== Data for this task

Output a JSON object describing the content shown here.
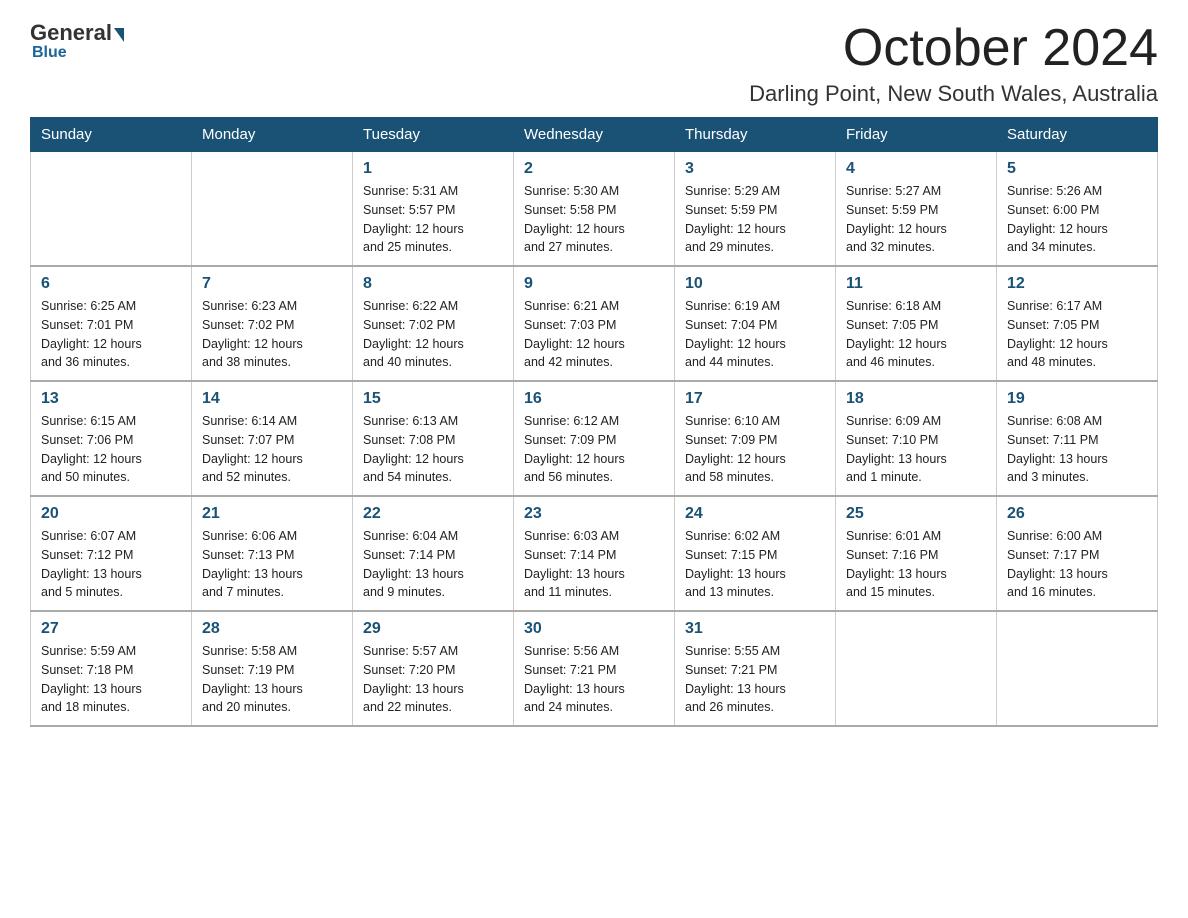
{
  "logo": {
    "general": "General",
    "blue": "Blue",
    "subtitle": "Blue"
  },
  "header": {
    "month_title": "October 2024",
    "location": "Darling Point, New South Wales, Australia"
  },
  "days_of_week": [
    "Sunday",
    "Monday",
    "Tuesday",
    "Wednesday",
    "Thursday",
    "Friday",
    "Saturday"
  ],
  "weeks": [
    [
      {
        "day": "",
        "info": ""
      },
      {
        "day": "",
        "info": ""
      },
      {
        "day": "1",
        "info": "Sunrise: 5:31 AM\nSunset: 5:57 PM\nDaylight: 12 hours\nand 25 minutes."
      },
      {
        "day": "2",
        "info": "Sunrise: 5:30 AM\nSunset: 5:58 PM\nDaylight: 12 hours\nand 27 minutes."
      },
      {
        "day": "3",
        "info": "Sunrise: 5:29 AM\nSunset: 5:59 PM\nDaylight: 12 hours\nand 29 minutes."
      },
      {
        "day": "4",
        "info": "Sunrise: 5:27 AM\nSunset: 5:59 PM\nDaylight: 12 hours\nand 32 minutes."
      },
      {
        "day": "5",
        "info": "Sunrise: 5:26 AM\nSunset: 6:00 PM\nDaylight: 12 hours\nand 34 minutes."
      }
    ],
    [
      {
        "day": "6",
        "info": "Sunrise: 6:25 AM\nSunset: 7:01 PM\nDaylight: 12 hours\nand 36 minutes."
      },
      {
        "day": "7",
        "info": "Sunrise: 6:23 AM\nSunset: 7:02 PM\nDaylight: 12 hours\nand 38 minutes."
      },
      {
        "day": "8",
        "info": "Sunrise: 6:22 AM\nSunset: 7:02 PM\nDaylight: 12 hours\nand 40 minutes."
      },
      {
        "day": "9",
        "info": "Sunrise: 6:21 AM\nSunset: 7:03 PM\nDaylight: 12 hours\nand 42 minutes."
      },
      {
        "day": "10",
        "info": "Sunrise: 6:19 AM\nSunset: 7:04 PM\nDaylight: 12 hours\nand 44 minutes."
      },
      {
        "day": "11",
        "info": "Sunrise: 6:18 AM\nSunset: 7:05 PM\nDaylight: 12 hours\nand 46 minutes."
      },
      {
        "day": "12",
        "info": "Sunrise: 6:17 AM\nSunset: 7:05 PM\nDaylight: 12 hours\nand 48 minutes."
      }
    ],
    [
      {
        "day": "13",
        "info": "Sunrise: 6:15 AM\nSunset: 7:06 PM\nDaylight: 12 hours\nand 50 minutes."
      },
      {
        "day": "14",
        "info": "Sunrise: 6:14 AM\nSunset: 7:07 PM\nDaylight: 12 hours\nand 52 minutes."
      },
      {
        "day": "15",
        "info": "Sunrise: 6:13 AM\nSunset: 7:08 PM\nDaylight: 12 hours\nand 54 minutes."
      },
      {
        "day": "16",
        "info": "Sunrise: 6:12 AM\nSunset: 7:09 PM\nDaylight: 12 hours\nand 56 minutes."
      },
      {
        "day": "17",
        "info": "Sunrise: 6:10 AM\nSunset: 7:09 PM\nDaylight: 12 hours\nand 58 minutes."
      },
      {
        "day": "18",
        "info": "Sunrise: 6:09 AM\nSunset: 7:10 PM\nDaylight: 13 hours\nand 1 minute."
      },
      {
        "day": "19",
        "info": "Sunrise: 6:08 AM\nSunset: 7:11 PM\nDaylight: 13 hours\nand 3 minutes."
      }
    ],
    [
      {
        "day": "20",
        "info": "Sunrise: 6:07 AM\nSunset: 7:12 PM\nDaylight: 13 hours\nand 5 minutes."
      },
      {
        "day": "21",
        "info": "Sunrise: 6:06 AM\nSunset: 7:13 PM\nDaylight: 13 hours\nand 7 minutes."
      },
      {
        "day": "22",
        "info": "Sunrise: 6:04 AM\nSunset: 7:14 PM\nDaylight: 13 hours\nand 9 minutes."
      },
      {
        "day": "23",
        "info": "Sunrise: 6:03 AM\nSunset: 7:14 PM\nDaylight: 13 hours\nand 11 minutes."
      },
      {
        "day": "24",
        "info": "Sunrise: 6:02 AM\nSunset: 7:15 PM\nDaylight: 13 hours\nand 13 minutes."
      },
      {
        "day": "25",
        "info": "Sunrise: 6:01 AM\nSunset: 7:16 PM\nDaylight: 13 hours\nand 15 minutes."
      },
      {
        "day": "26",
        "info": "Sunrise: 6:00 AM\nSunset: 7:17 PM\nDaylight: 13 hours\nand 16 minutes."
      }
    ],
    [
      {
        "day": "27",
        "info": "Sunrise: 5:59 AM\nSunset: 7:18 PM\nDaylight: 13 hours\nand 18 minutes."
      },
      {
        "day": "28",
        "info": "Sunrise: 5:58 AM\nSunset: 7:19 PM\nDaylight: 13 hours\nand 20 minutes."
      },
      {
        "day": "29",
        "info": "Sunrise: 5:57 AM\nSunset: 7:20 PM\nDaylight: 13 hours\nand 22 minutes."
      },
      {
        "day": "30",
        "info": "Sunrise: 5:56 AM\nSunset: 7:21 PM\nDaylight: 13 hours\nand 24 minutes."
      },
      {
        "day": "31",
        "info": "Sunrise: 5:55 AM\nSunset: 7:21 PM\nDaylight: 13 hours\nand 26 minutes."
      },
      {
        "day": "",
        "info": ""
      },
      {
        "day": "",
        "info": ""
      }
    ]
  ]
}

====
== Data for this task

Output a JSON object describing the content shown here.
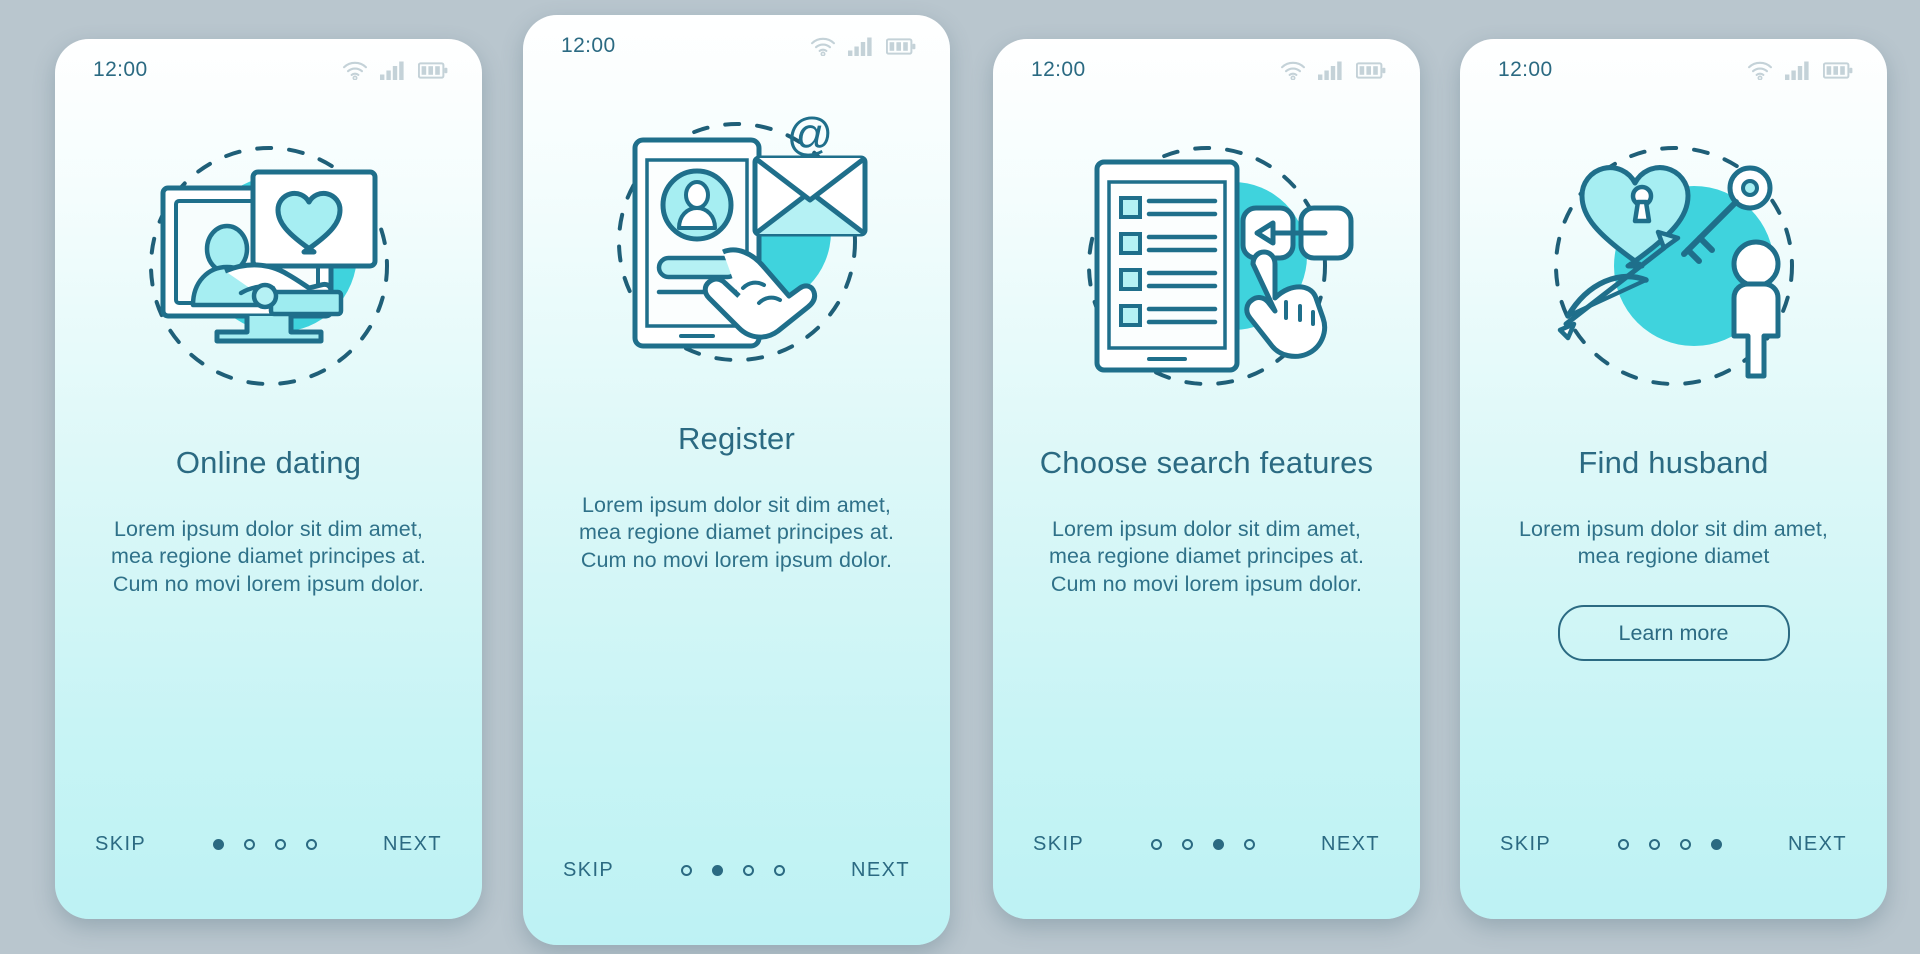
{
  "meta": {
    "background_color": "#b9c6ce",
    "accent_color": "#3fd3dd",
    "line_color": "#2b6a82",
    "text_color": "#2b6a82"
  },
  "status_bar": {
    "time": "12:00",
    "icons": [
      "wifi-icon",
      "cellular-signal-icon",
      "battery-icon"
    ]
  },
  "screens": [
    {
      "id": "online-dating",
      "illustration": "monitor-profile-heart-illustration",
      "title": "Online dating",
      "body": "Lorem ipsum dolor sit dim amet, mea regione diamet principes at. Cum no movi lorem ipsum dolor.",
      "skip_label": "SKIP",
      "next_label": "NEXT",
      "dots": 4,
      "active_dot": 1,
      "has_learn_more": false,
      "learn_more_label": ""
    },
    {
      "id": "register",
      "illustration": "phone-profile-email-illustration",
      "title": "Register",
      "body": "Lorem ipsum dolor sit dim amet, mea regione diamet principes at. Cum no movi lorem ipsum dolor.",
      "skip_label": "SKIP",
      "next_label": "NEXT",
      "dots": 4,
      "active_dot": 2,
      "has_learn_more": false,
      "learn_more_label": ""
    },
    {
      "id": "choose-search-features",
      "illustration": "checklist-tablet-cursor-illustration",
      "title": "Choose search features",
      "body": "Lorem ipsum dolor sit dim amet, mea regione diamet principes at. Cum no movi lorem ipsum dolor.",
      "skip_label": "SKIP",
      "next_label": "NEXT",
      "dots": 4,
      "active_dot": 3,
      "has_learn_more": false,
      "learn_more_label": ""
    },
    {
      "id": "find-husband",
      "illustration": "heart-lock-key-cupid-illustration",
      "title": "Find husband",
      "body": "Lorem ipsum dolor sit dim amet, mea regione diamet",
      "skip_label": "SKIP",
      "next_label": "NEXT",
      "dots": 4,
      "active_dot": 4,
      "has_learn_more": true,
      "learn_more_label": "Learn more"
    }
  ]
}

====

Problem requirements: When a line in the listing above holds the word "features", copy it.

Answer to the exercise:
      "id": "choose-search-features",
      "title": "Choose search features",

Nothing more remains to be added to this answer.